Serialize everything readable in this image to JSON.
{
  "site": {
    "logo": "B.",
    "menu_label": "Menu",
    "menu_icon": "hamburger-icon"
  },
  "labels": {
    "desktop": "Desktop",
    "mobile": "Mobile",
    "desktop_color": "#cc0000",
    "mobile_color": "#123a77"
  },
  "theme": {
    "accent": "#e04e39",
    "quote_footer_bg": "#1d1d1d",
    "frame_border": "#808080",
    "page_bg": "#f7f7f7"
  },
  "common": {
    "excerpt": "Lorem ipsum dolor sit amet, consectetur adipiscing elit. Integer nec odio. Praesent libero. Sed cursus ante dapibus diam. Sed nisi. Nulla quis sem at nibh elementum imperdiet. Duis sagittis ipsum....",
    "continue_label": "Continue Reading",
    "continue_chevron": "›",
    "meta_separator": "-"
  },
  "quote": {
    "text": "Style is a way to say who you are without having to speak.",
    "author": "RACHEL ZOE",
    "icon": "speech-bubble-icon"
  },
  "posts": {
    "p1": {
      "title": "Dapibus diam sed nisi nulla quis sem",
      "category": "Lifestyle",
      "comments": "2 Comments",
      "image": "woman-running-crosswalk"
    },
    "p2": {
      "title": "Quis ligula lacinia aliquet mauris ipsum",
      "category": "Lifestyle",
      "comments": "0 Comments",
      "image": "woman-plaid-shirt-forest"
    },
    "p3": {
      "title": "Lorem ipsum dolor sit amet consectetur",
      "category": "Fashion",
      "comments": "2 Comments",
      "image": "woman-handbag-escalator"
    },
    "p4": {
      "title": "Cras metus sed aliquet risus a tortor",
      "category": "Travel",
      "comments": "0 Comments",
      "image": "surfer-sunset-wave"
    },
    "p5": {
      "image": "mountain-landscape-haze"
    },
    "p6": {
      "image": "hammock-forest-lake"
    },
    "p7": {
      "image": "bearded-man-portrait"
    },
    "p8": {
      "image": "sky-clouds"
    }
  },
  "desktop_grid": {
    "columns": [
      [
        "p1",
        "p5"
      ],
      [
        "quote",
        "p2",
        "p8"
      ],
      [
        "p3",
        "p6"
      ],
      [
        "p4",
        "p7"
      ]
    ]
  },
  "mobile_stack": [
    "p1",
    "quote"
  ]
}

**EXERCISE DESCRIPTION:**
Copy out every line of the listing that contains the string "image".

**RESULT BELOW:**
Serialize everything readable in this image to JSON.
      "image": "woman-running-crosswalk"
      "image": "woman-plaid-shirt-forest"
      "image": "woman-handbag-escalator"
      "image": "surfer-sunset-wave"
      "image": "mountain-landscape-haze"
      "image": "hammock-forest-lake"
      "image": "bearded-man-portrait"
      "image": "sky-clouds"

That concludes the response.